A residential building on Stryiska Street in Lviv, Ukraine, was targeted by a Russian Kalibr missile last week, claiming the lives of 10 individuals and injuring 45. The attack on July 6 destroyed two floors, ruining about 60 apartments in the historic building. 

The building complex on Stryiska Street is representative of early architectural Functionalism, designed in 1925 by Lviv architect Mikhal Ryba and constructed in 1930. Planned as inexpensive and affordable housing during the interwar period, the complex has a unique oval shape featuring elements of Art Deco design, such as metal door partitions adorned with flowers, curved handrails, arched windows, and wooden doors.

Myroslava Liakhovych, a researcher of the architecture of interwar Lviv and scholar at the Institute for the History and Theory of Architecture of the Eidgenössische Technische Hochschule Zürich, told Hyperallergic that the architectural complex is a rare example of social housing in the city.

“It was built in the period of transition from Art Deco and Neoclassical forms to Functionalism which began in the 1920s,” Liakhovych said. “The initial residents of the building were professors from higher education institutions, including Lviv Polytechnic, as well as impoverished intelligentsia.”

The building has not been entirely destroyed, but the restoration process may prove challenging.

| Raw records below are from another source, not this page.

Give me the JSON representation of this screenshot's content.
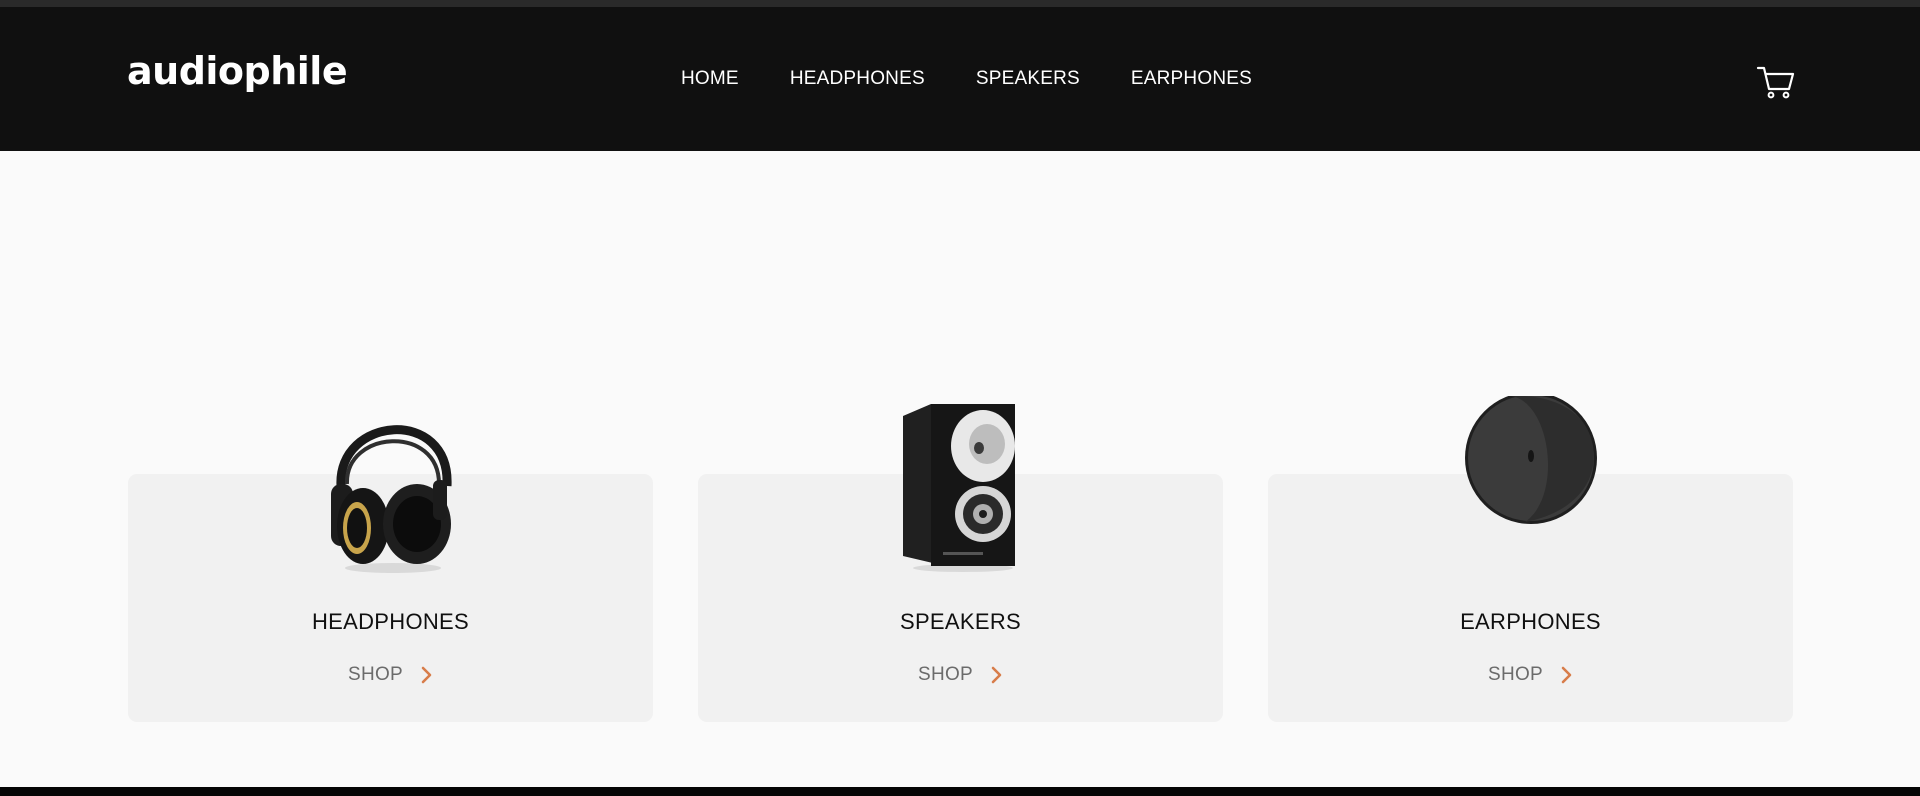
{
  "brand": {
    "logo": "audiophile"
  },
  "nav": {
    "items": [
      {
        "label": "HOME"
      },
      {
        "label": "HEADPHONES"
      },
      {
        "label": "SPEAKERS"
      },
      {
        "label": "EARPHONES"
      }
    ]
  },
  "header": {
    "cart_icon": "cart-icon"
  },
  "categories": [
    {
      "title": "HEADPHONES",
      "shop_label": "SHOP",
      "icon": "headphones-image"
    },
    {
      "title": "SPEAKERS",
      "shop_label": "SHOP",
      "icon": "speaker-image"
    },
    {
      "title": "EARPHONES",
      "shop_label": "SHOP",
      "icon": "earphones-case-image"
    }
  ],
  "colors": {
    "header_bg": "#101010",
    "page_bg": "#fafafa",
    "card_bg": "#f1f1f1",
    "accent": "#d87d4a",
    "shop_text": "#6b6b6b"
  }
}
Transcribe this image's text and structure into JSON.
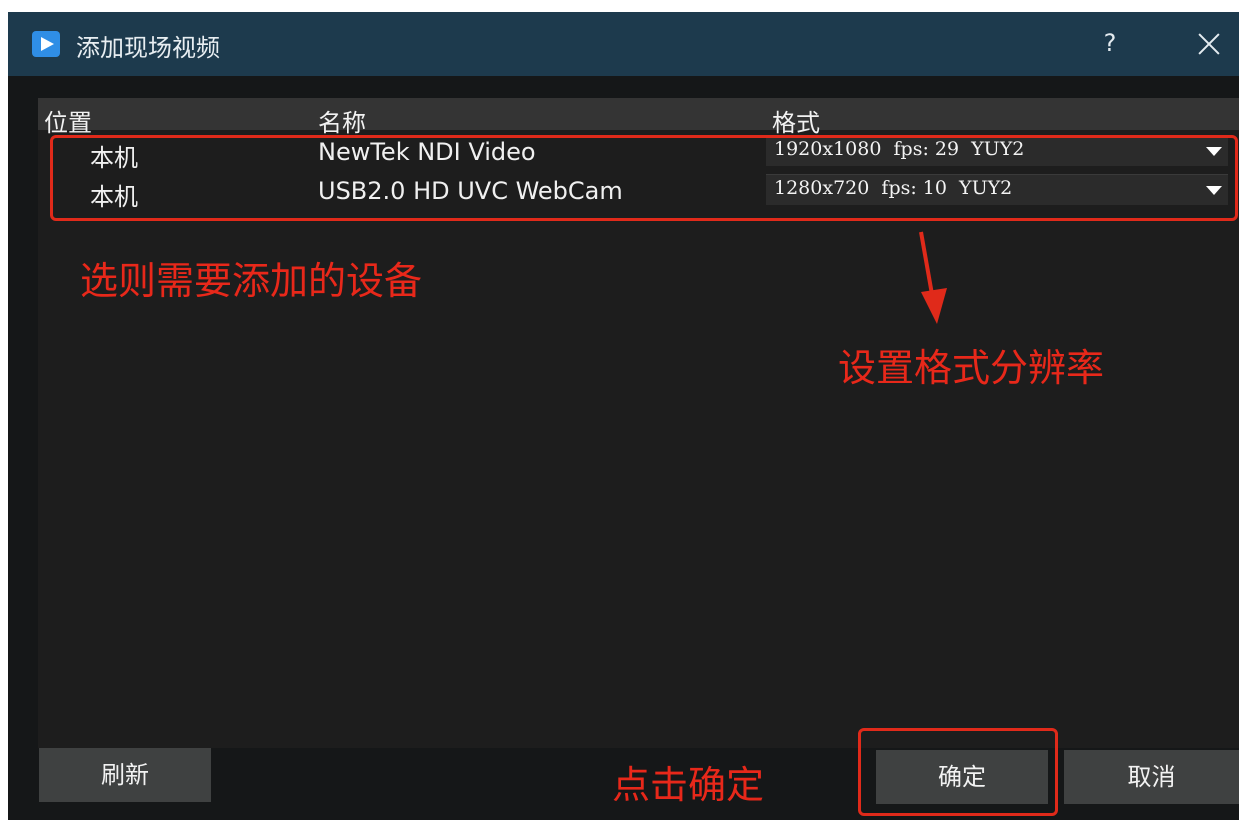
{
  "window": {
    "title": "添加现场视频",
    "help_label": "?"
  },
  "table": {
    "headers": {
      "location": "位置",
      "name": "名称",
      "format": "格式"
    },
    "rows": [
      {
        "location": "本机",
        "name": "NewTek NDI Video",
        "format": "1920x1080  fps: 29  YUY2"
      },
      {
        "location": "本机",
        "name": "USB2.0 HD UVC WebCam",
        "format": "1280x720  fps: 10  YUY2"
      }
    ]
  },
  "annotations": {
    "select_device": "选则需要添加的设备",
    "set_format": "设置格式分辨率",
    "click_ok": "点击确定",
    "color": "#e02a1a"
  },
  "buttons": {
    "refresh": "刷新",
    "ok": "确定",
    "cancel": "取消"
  },
  "icons": {
    "app": "play-icon",
    "close": "close-icon",
    "dropdown": "chevron-down-icon"
  },
  "colors": {
    "titlebar": "#1d3a4d",
    "window_bg": "#151718",
    "list_bg": "#1d1d1d",
    "header_bg": "#343434",
    "button_bg": "#3f4141",
    "app_icon": "#2f8ee6"
  }
}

According to Liakhovych, the attack resulted in the irrevocable loss of authentic architectural elements such as stucco, carpentry elements, and decorations. Replacing these with exact replicas seems impossible.

“It’s a major concern how this building will be restored given the lack of funds and a shortage of specialists,” Liakhovych said. “The number of renovators specializing in the modernist era of the 1920s and 1930s in Lviv is very scarce.”

Metal decorations of the doors at the residential complex on Stryiska street, Lviv (2017)

Following the attack, UNESCO released a statement condemning the bombing of the buffer zone of the World Heritage Site of “Lviv — the Ensemble of the Historic Center,” calling it a “violation of the World Heritage Convention and 1954 Hague Convention for Protection of Cultural Property in the Event of Armed Conflict.” Founded in 1254, Lviv’s historic city center is listed as a UNESCO World Heritage Site, with its distinct parts of medieval urban topography, the oldest of which dates back to the 5th century and has been preserved virtually intact, along with many Baroque and later buildings.

In response to the UNESCO statement, Lviv Mayor Andriy Sadovyi reprimanded the organization for hesitation “to name the terrorist country” responsible for the attack. “Moreover, Russia is [still] a member of the executive committee of the organization,” Sadovyi added. Ukrainian Minister of Culture and Information Policy Oleksandr Tkachenko joined in the criticism, saying Ukraine expects “actions greater than just deep concern” from UNESCO.

Liakhovych, lamenting UNESCO’s lack of decisive action in holding Russia accountable, characterizes the response as “typical” for international organizations. Still, the question is whether its response will impact the future restoration process of the damaged heritage.

“Could UNESCO subsidize the repair? Otherwise, there is no constructive information in this statement overall,” she commented.

According to the Ukrainian Ministry of Culture and Information Policy, 623 cultural heritage sites and objects have been destroyed or damaged by Russia’s full-scale invasion of Ukraine as of May 15, 2023.

Lisa Korneichuk is an editor and writer from Kyiv currently based in Chicago. She is a Fulbright student in New Arts Journalism at the School of the Art Institute of Chicago.